A long awaited conference combined together with a HEMA event. A project that brought together both martial arts practitioners and scholars around the study of a single fight book. Pietro del Monte was a famous condotierre of the late fifteenth and early sixteenth century. He left us, among other books, a real treasure for martial arts culture: the collected exercises (Collectanea), printed in Milan in 1509 after his death at the battle of Agnadelo. Besides several pioneer works, the Collectanea was surprisingly neglected by scholars’ and martial arts practitioners’ attention alike, mainly because of the difficulty in accessing the text. The situation changed significantly with the forthcoming digital edition at Bibliothèques Virtuelles Humanistes (-forthcoming- Vincent Deluz and Daniel Jaquet), the publication of two English translations (Jeffrey Forgeng and Mike Prendergast), the Italian translation (-forthcomming- Roberto Gotti, Giacomino Morandini, Jacopo Penso and Moreno Ricci) and the conference currently reviewed.
Held at the Centre for Renaissance Studies and the European Institute for The History and Cultures of Food (University of Tours), the conference gathered specialists who shed more light into the art of combat as seen by Pietro del Monte, with academic lectures, object handling during a special exhibition, and with the practical interpretation of gestures in the gym.
Prof Pascal Brioist (CESR, Tours) opened the day by outlining the military career of Pietro del Monte and by reviewing the historiography about the man. Notably, he showed early scholarly works predating the well-known works of Marie-Madeleine Fontaine and Sydney Anglo. Dr. Daniel Jaquet (Castle of Morges/CESR, Tours) explained the works and process behind the forthcoming edition, encoded with TEI, and the potential for further studies. Dr. Pierre-Henry Bas (University of Paris-Sorbonne) focused on the place of the horse and riding in the art of combat of Pietro del Monte. Jabob Deacon (University of Leeds) and Dr. Iason-Eleftherios Tzouriadis addressed the use of staff weapons in the Collectanea, with a comparative analysis of other fight books from this period. Dr. Jeffrey Forgeng (Worcester Museum, Boston) and Mike Prendergast discussed their respective approaches in translating the Collectanea. Dr. Manuel Valle Ortiz (Agea Editore) presented the Escorial manuscript of the Collectanea and shared his discovery of a later copy of the same manuscript. Roberto Gotti (Museum of Martial Arts, Botticino) brought objects related to Pietro del Monte’s art of combat for a special exhibition. He notably brought a commemorative coin with the effigy of the master and discovered a banner of his troops at the battle of Agnadelo. Alongside fight books of the period, both printed and in manuscript form, he displayed panels of a fifteenth century painted roof with fighting postures, a side-sword, and an arming belt. The day concluded with a fruitful discussion about the need for further research. Two speakers could not attend. Vincent Deluz (University of Geneva) sharing his work on the tradition of wrestling plays across martial sources, and Dr. Nicolas Baptiste (University of Chambery) addressing the “scientific” description of arms and armour by the master. Both papers will be included in the forthcoming proceedings of the conference (to appear in the journal Acta Periodica Duellatorum in 2019).

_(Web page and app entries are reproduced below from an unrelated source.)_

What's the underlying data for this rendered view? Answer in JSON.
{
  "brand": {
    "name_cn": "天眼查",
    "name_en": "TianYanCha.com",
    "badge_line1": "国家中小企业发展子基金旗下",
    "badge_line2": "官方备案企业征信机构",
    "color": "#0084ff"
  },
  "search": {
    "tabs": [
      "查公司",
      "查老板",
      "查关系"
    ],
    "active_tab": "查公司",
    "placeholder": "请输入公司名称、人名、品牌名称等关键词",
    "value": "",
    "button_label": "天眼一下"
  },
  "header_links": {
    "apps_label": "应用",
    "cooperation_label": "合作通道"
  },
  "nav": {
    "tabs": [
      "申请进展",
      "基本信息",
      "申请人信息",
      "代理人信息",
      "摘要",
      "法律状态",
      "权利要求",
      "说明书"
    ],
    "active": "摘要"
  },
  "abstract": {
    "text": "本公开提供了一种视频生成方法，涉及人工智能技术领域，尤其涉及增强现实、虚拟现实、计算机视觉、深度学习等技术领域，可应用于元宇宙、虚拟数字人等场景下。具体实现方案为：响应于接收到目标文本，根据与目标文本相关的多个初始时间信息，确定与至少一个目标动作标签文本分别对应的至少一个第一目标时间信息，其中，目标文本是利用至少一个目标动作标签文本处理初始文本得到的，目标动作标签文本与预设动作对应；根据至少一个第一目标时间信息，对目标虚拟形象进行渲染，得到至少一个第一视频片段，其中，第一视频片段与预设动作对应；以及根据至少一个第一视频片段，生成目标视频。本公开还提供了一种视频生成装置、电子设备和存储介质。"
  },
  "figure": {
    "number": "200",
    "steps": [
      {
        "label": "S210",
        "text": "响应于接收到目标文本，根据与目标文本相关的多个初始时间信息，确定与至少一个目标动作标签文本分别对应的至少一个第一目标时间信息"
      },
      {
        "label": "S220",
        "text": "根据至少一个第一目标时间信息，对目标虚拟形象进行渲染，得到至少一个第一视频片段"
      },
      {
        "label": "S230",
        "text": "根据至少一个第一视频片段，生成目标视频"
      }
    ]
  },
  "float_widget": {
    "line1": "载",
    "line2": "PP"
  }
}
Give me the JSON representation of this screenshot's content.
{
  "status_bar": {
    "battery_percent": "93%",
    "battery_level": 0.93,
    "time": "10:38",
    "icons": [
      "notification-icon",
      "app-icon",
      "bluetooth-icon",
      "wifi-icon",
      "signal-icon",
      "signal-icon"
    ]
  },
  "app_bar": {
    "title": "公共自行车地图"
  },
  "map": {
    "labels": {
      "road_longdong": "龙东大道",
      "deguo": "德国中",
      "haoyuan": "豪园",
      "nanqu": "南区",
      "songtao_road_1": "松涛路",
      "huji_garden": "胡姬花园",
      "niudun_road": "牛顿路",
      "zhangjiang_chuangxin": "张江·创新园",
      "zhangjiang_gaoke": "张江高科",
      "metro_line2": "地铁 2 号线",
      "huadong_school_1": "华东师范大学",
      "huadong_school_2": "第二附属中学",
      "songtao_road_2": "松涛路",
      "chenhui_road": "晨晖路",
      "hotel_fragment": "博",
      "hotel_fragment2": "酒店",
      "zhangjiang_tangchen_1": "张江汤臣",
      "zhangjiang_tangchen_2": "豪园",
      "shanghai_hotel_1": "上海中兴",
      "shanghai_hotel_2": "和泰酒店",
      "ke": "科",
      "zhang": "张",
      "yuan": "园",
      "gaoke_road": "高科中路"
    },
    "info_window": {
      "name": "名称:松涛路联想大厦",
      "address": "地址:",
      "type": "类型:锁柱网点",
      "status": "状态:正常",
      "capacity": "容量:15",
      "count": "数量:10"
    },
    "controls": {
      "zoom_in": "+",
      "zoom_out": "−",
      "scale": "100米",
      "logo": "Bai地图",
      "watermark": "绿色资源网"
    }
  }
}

The second day of the conference took place in a gym’s hall, with the support of the HEMA group AMHE Touraine, and the order of workshops followed that of the teachings of Monte in the original text. An interpretation of selected wrestling plays was proposed by Dr. Daniel Jaquet (Gagschola, Geneva), as the underlying martial discipline for all weapons. The attendants had the opportunity to perform free-play based on the preferred ruleset of the master. Dr. Iason-Eleftherios Tzouriadis and Jacob Deacon (KDF, Leeds) tackled the use of the pollaxe, as the favourite weapon of Pietro del Monte. Roberto Gotti and Jacopo Penso (Guardia di Croce and Sala delle Armi) performed a demonstration of martial principles underlying the 52 lines of the second book of the Collectanea dedicated to the plays of the two-handed sword. Mike Prendergast (HCA, Dublin) concluded the day with the use of the single sword, showing how all these interpretation are connected.
As the organiser, I believe that this event was successful in bringing together both worlds: the scholars and the martial arts practitioners. This is reflected by the mixed audience, from both groups, that attended both days. Hopefully, under the umbrella of the Society for Historical European Martial Arts Studies, we will organise more events of the same format, for the shared benefits of all parties interested.